═════ Dataset records ═════

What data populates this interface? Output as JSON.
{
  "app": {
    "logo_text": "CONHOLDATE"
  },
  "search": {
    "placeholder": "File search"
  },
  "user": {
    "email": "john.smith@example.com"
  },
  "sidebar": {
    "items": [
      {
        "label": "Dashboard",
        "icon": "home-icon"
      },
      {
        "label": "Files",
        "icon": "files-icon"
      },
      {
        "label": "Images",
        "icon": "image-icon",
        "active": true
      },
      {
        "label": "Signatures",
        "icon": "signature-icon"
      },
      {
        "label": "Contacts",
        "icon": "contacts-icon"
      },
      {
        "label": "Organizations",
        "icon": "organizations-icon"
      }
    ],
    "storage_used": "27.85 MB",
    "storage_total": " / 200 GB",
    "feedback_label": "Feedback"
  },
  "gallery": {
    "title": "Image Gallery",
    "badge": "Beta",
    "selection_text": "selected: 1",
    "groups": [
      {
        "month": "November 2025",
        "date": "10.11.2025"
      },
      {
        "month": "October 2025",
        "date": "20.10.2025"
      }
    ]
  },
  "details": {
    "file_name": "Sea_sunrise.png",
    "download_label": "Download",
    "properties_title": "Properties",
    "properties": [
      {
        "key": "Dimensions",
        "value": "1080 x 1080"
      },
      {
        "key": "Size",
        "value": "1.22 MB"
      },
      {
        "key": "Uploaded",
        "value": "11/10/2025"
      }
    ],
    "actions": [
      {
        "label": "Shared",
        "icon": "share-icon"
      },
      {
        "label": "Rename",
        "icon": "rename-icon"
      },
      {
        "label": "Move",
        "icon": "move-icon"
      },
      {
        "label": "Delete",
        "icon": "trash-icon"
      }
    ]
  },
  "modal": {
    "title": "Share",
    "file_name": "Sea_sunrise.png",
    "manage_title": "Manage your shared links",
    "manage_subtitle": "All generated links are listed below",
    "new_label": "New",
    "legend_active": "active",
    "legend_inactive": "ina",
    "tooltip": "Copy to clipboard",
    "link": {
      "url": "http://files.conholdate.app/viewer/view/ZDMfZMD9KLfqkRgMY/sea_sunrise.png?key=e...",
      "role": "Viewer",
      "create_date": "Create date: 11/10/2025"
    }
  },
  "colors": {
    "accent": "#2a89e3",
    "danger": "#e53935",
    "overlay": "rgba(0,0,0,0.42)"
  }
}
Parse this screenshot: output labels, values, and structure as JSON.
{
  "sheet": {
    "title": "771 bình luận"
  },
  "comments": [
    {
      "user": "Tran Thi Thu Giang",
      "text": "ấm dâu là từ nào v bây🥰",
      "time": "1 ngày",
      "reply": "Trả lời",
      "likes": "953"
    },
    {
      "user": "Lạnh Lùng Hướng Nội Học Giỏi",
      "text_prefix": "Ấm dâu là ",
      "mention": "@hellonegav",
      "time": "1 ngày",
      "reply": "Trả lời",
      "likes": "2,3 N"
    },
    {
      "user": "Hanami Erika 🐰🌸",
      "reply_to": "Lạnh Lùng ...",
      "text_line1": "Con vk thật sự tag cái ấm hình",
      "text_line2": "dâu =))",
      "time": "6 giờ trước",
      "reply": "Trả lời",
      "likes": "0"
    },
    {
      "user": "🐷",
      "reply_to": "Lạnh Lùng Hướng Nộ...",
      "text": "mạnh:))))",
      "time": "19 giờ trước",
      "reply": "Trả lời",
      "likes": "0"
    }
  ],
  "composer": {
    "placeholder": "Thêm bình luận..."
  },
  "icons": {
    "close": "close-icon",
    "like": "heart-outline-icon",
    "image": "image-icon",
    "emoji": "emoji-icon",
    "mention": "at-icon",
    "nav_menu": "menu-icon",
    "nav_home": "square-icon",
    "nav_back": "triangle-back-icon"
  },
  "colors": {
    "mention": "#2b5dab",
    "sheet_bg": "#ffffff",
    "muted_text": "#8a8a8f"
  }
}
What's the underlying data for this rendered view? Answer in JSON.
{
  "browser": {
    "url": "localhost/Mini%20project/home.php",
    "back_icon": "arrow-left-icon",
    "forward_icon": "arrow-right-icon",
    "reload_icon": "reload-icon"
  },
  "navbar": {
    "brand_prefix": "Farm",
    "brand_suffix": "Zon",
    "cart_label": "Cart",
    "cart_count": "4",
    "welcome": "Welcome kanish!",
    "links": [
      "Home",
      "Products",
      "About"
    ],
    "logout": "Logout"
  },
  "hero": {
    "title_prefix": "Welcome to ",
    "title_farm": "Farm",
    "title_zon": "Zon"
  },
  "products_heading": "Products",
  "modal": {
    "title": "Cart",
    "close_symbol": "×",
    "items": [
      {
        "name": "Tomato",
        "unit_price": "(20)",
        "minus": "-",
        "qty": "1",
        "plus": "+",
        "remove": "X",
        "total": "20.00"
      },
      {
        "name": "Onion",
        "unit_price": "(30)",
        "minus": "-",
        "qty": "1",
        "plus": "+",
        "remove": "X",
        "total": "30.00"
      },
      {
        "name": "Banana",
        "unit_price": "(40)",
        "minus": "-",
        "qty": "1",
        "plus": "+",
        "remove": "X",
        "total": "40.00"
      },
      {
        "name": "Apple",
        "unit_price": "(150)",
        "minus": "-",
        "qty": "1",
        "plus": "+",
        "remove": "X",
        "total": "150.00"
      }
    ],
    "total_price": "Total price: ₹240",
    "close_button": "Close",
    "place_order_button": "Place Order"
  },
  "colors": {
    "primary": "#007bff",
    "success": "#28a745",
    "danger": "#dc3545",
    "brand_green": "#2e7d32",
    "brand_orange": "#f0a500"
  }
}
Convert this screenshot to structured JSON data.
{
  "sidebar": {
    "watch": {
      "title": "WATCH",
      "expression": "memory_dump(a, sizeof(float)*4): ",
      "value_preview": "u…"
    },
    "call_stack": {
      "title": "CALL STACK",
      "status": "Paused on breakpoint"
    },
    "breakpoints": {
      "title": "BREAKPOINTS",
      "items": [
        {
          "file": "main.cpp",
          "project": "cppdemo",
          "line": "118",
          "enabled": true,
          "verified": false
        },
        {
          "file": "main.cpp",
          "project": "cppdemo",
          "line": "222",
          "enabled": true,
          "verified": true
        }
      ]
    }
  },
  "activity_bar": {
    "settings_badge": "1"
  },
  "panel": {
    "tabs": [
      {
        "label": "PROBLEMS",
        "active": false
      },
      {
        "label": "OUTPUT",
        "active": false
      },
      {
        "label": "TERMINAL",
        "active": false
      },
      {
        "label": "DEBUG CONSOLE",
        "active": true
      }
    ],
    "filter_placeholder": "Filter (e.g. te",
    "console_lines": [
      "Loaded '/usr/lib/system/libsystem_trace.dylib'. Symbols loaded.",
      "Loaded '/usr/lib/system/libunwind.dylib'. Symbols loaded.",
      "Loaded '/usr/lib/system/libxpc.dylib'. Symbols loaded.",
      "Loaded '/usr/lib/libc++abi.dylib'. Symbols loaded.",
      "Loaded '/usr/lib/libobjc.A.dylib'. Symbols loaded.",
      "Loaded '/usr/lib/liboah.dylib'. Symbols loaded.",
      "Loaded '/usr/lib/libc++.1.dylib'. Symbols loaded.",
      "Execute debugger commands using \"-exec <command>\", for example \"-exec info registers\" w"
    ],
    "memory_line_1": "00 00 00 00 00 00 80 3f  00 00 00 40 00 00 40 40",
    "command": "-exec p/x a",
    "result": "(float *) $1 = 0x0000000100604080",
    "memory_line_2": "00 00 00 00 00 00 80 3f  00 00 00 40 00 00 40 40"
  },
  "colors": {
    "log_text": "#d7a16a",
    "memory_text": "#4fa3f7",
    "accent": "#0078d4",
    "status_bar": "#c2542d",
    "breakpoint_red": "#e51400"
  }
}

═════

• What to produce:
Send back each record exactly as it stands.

• Finished task:
What data populates this interface? Output as JSON.
{
  "app": {
    "logo_text": "CONHOLDATE"
  },
  "search": {
    "placeholder": "File search"
  },
  "user": {
    "email": "john.smith@example.com"
  },
  "sidebar": {
    "items": [
      {
        "label": "Dashboard",
        "icon": "home-icon"
      },
      {
        "label": "Files",
        "icon": "files-icon"
      },
      {
        "label": "Images",
        "icon": "image-icon",
        "active": true
      },
      {
        "label": "Signatures",
        "icon": "signature-icon"
      },
      {
        "label": "Contacts",
        "icon": "contacts-icon"
      },
      {
        "label": "Organizations",
        "icon": "organizations-icon"
      }
    ],
    "storage_used": "27.85 MB",
    "storage_total": " / 200 GB",
    "feedback_label": "Feedback"
  },
  "gallery": {
    "title": "Image Gallery",
    "badge": "Beta",
    "selection_text": "selected: 1",
    "groups": [
      {
        "month": "November 2025",
        "date": "10.11.2025"
      },
      {
        "month": "October 2025",
        "date": "20.10.2025"
      }
    ]
  },
  "details": {
    "file_name": "Sea_sunrise.png",
    "download_label": "Download",
    "properties_title": "Properties",
    "properties": [
      {
        "key": "Dimensions",
        "value": "1080 x 1080"
      },
      {
        "key": "Size",
        "value": "1.22 MB"
      },
      {
        "key": "Uploaded",
        "value": "11/10/2025"
      }
    ],
    "actions": [
      {
        "label": "Shared",
        "icon": "share-icon"
      },
      {
        "label": "Rename",
        "icon": "rename-icon"
      },
      {
        "label": "Move",
        "icon": "move-icon"
      },
      {
        "label": "Delete",
        "icon": "trash-icon"
      }
    ]
  },
  "modal": {
    "title": "Share",
    "file_name": "Sea_sunrise.png",
    "manage_title": "Manage your shared links",
    "manage_subtitle": "All generated links are listed below",
    "new_label": "New",
    "legend_active": "active",
    "legend_inactive": "ina",
    "tooltip": "Copy to clipboard",
    "link": {
      "url": "http://files.conholdate.app/viewer/view/ZDMfZMD9KLfqkRgMY/sea_sunrise.png?key=e...",
      "role": "Viewer",
      "create_date": "Create date: 11/10/2025"
    }
  },
  "colors": {
    "accent": "#2a89e3",
    "danger": "#e53935",
    "overlay": "rgba(0,0,0,0.42)"
  }
}
Parse this screenshot: output labels, values, and structure as JSON.
{
  "sheet": {
    "title": "771 bình luận"
  },
  "comments": [
    {
      "user": "Tran Thi Thu Giang",
      "text": "ấm dâu là từ nào v bây🥰",
      "time": "1 ngày",
      "reply": "Trả lời",
      "likes": "953"
    },
    {
      "user": "Lạnh Lùng Hướng Nội Học Giỏi",
      "text_prefix": "Ấm dâu là ",
      "mention": "@hellonegav",
      "time": "1 ngày",
      "reply": "Trả lời",
      "likes": "2,3 N"
    },
    {
      "user": "Hanami Erika 🐰🌸",
      "reply_to": "Lạnh Lùng ...",
      "text_line1": "Con vk thật sự tag cái ấm hình",
      "text_line2": "dâu =))",
      "time": "6 giờ trước",
      "reply": "Trả lời",
      "likes": "0"
    },
    {
      "user": "🐷",
      "reply_to": "Lạnh Lùng Hướng Nộ...",
      "text": "mạnh:))))",
      "time": "19 giờ trước",
      "reply": "Trả lời",
      "likes": "0"
    }
  ],
  "composer": {
    "placeholder": "Thêm bình luận..."
  },
  "icons": {
    "close": "close-icon",
    "like": "heart-outline-icon",
    "image": "image-icon",
    "emoji": "emoji-icon",
    "mention": "at-icon",
    "nav_menu": "menu-icon",
    "nav_home": "square-icon",
    "nav_back": "triangle-back-icon"
  },
  "colors": {
    "mention": "#2b5dab",
    "sheet_bg": "#ffffff",
    "muted_text": "#8a8a8f"
  }
}
What's the underlying data for this rendered view? Answer in JSON.
{
  "browser": {
    "url": "localhost/Mini%20project/home.php",
    "back_icon": "arrow-left-icon",
    "forward_icon": "arrow-right-icon",
    "reload_icon": "reload-icon"
  },
  "navbar": {
    "brand_prefix": "Farm",
    "brand_suffix": "Zon",
    "cart_label": "Cart",
    "cart_count": "4",
    "welcome": "Welcome kanish!",
    "links": [
      "Home",
      "Products",
      "About"
    ],
    "logout": "Logout"
  },
  "hero": {
    "title_prefix": "Welcome to ",
    "title_farm": "Farm",
    "title_zon": "Zon"
  },
  "products_heading": "Products",
  "modal": {
    "title": "Cart",
    "close_symbol": "×",
    "items": [
      {
        "name": "Tomato",
        "unit_price": "(20)",
        "minus": "-",
        "qty": "1",
        "plus": "+",
        "remove": "X",
        "total": "20.00"
      },
      {
        "name": "Onion",
        "unit_price": "(30)",
        "minus": "-",
        "qty": "1",
        "plus": "+",
        "remove": "X",
        "total": "30.00"
      },
      {
        "name": "Banana",
        "unit_price": "(40)",
        "minus": "-",
        "qty": "1",
        "plus": "+",
        "remove": "X",
        "total": "40.00"
      },
      {
        "name": "Apple",
        "unit_price": "(150)",
        "minus": "-",
        "qty": "1",
        "plus": "+",
        "remove": "X",
        "total": "150.00"
      }
    ],
    "total_price": "Total price: ₹240",
    "close_button": "Close",
    "place_order_button": "Place Order"
  },
  "colors": {
    "primary": "#007bff",
    "success": "#28a745",
    "danger": "#dc3545",
    "brand_green": "#2e7d32",
    "brand_orange": "#f0a500"
  }
}
Convert this screenshot to structured JSON data.
{
  "sidebar": {
    "watch": {
      "title": "WATCH",
      "expression": "memory_dump(a, sizeof(float)*4): ",
      "value_preview": "u…"
    },
    "call_stack": {
      "title": "CALL STACK",
      "status": "Paused on breakpoint"
    },
    "breakpoints": {
      "title": "BREAKPOINTS",
      "items": [
        {
          "file": "main.cpp",
          "project": "cppdemo",
          "line": "118",
          "enabled": true,
          "verified": false
        },
        {
          "file": "main.cpp",
          "project": "cppdemo",
          "line": "222",
          "enabled": true,
          "verified": true
        }
      ]
    }
  },
  "activity_bar": {
    "settings_badge": "1"
  },
  "panel": {
    "tabs": [
      {
        "label": "PROBLEMS",
        "active": false
      },
      {
        "label": "OUTPUT",
        "active": false
      },
      {
        "label": "TERMINAL",
        "active": false
      },
      {
        "label": "DEBUG CONSOLE",
        "active": true
      }
    ],
    "filter_placeholder": "Filter (e.g. te",
    "console_lines": [
      "Loaded '/usr/lib/system/libsystem_trace.dylib'. Symbols loaded.",
      "Loaded '/usr/lib/system/libunwind.dylib'. Symbols loaded.",
      "Loaded '/usr/lib/system/libxpc.dylib'. Symbols loaded.",
      "Loaded '/usr/lib/libc++abi.dylib'. Symbols loaded.",
      "Loaded '/usr/lib/libobjc.A.dylib'. Symbols loaded.",
      "Loaded '/usr/lib/liboah.dylib'. Symbols loaded.",
      "Loaded '/usr/lib/libc++.1.dylib'. Symbols loaded.",
      "Execute debugger commands using \"-exec <command>\", for example \"-exec info registers\" w"
    ],
    "memory_line_1": "00 00 00 00 00 00 80 3f  00 00 00 40 00 00 40 40",
    "command": "-exec p/x a",
    "result": "(float *) $1 = 0x0000000100604080",
    "memory_line_2": "00 00 00 00 00 00 80 3f  00 00 00 40 00 00 40 40"
  },
  "colors": {
    "log_text": "#d7a16a",
    "memory_text": "#4fa3f7",
    "accent": "#0078d4",
    "status_bar": "#c2542d",
    "breakpoint_red": "#e51400"
  }
}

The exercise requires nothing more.